Penny doesn’t deal in superficialities; no character, victim or perpetrator, is all good or all evil, once the depths are probed. Ponder the title, “A Better Man,” as you’re sure to do, and many meanings come to mind. Who among them wants, or needs, to become a better man? What will it take? What has been learned, and what must still be taken to heart?

The anonymous cruelties of the virtual world form an important subplot in “A Better Man,” but in Penny’s world, goodness abounds online. Penny herself is generous with her time and thoughts, treating subscribers to her blog, via, to monthly newsletters and thoughts about selected passages in the Gamache novels. The website is also a rich resource on everything Penny (and Gamache).

Penny lives in the Knowlton area, where a Three Pines tourism industry has sprung up, with tailored Gamache tours and businesses that echo the familiar places in the books. Brome Lake Books has not only all the novels in its Three Pines section, but it also has souvenirs including T-shirts, mugs and even licorice pipes. (Common in Canada, they look like pipes but are made of black licorice and often enjoyed by the residents of Three Pines.)

With a new book tour starting, Penny won’t be spending much time at home in the near future.

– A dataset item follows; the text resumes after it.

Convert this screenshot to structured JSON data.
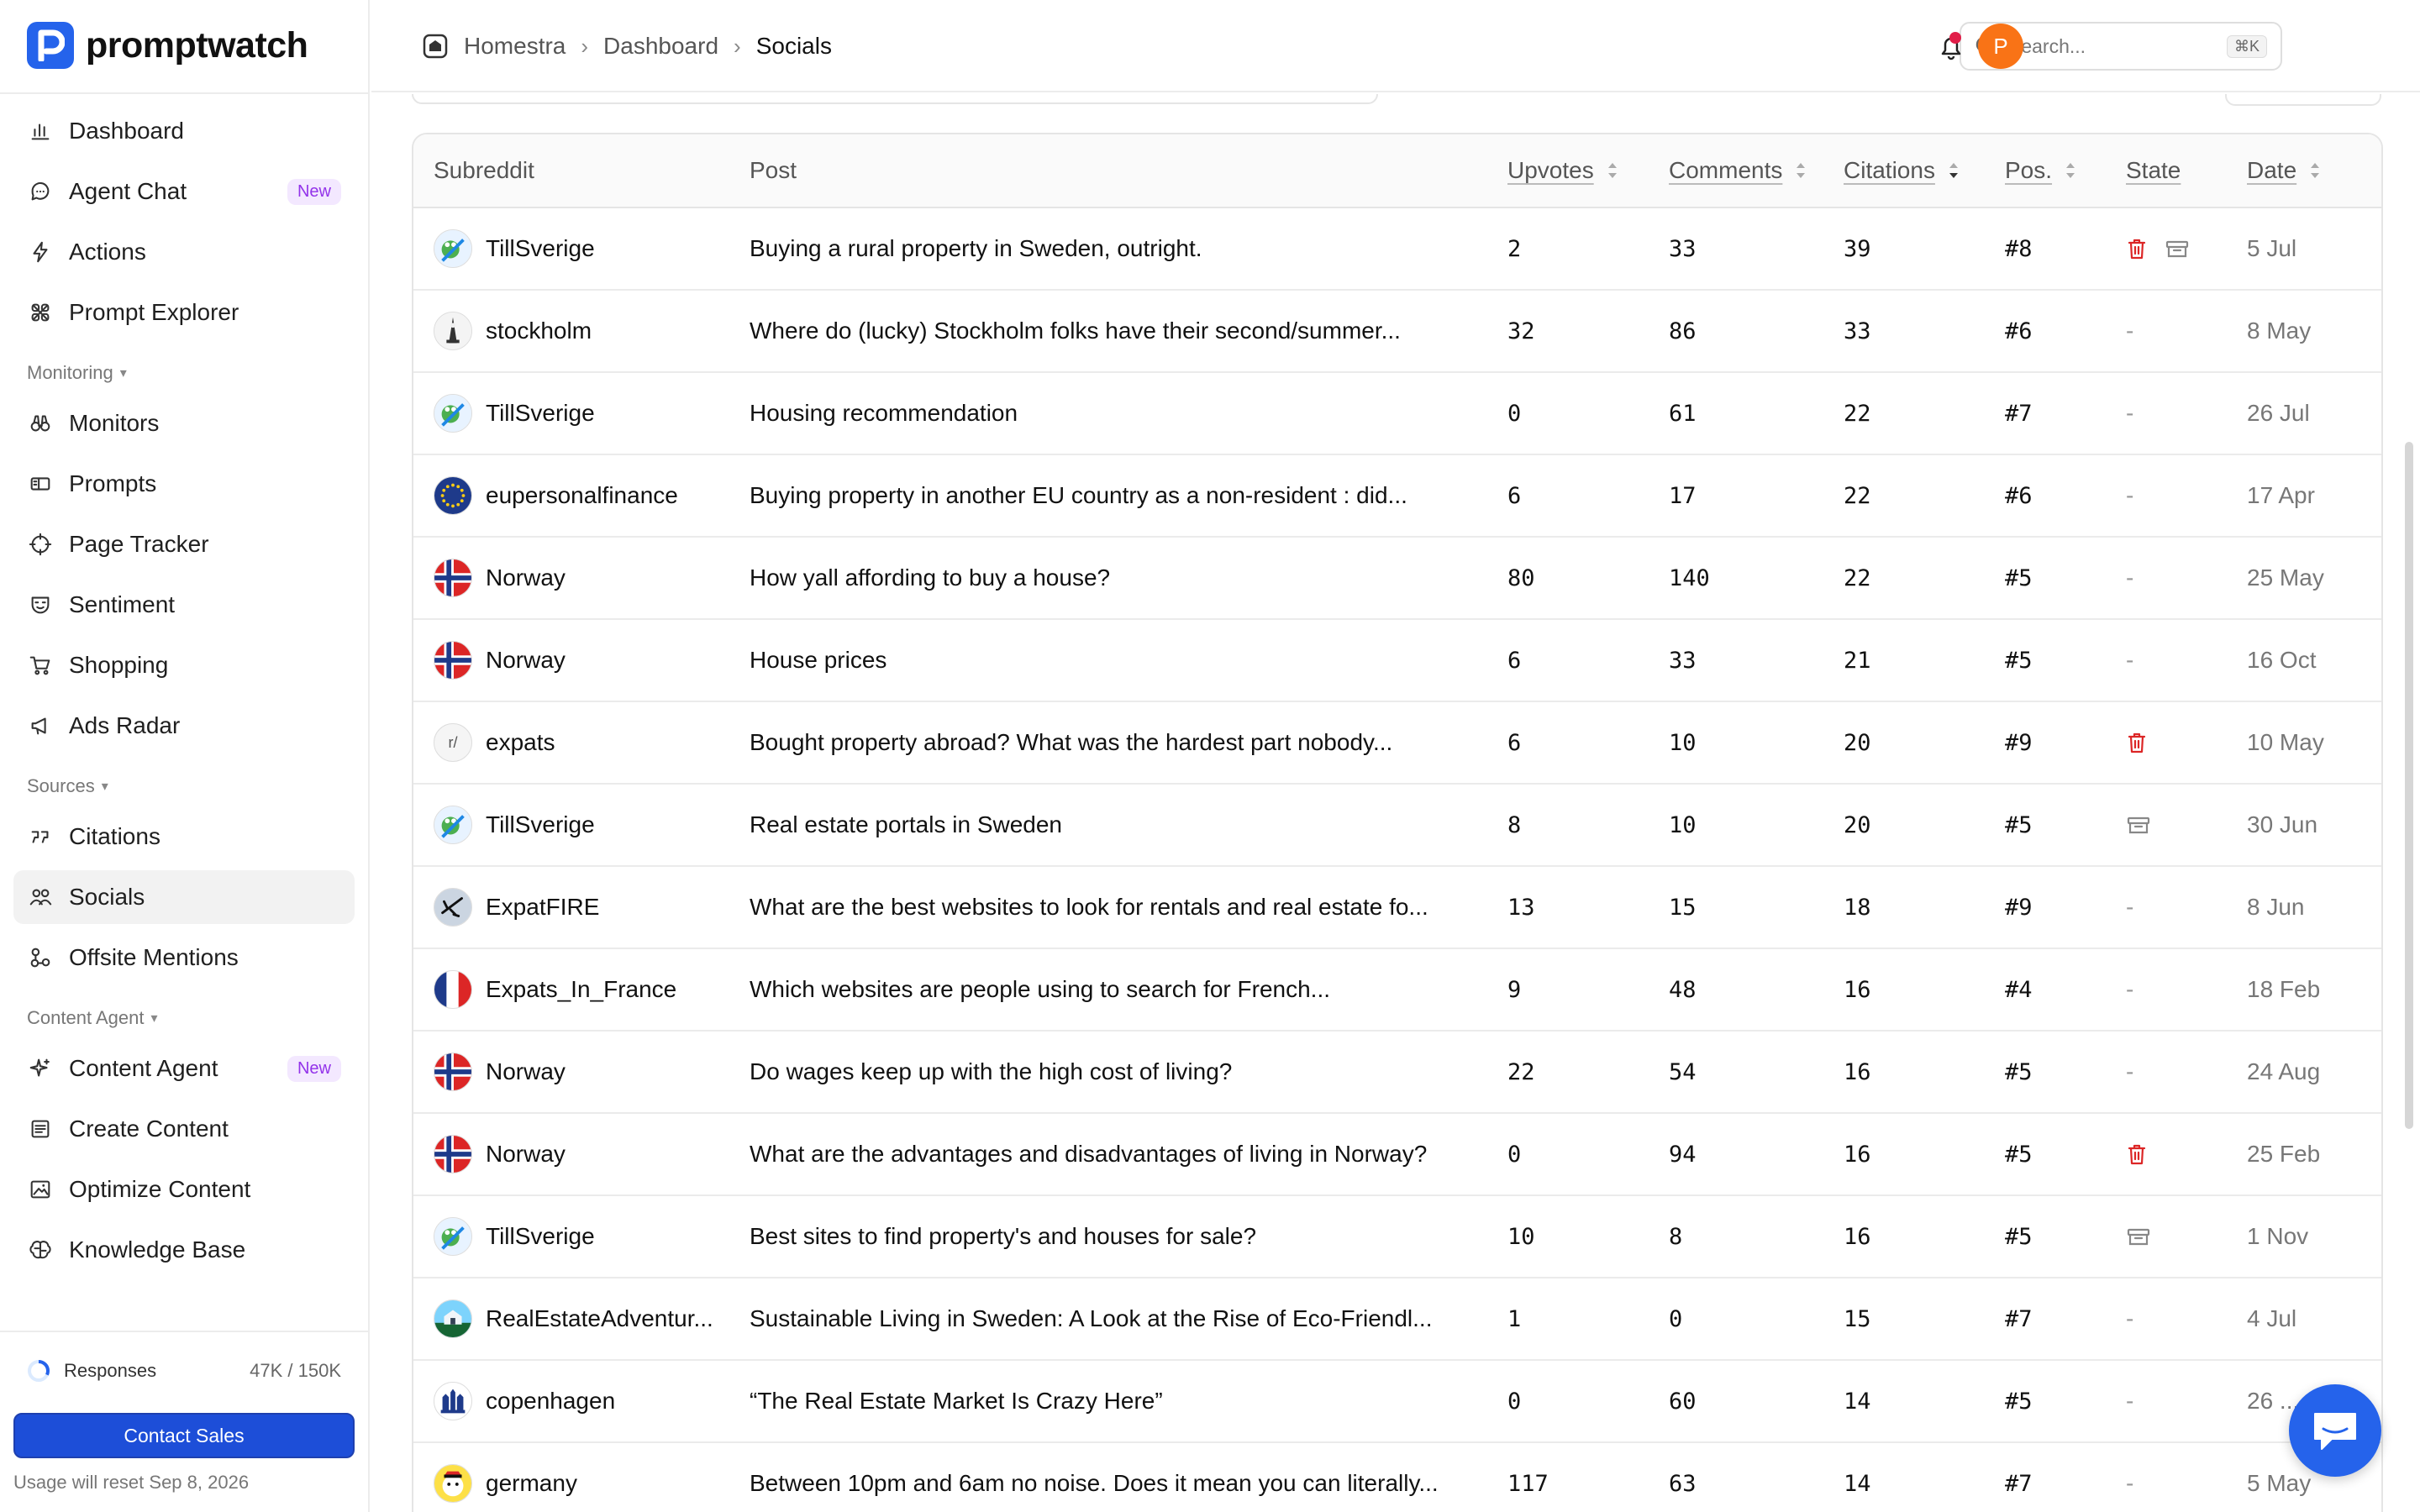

She’ll miss St. Louis this time, but last winter, she packed the St. Louis County Library for a Q&A and sold-out signing that left fans impressed not just with the books but also with the author. When she comes back (next year?), bringing another new Gamache, she’s sure to be even more warmly welcomed.

Gail Pennington retired in 2017 as Post-Dispatch TV critic.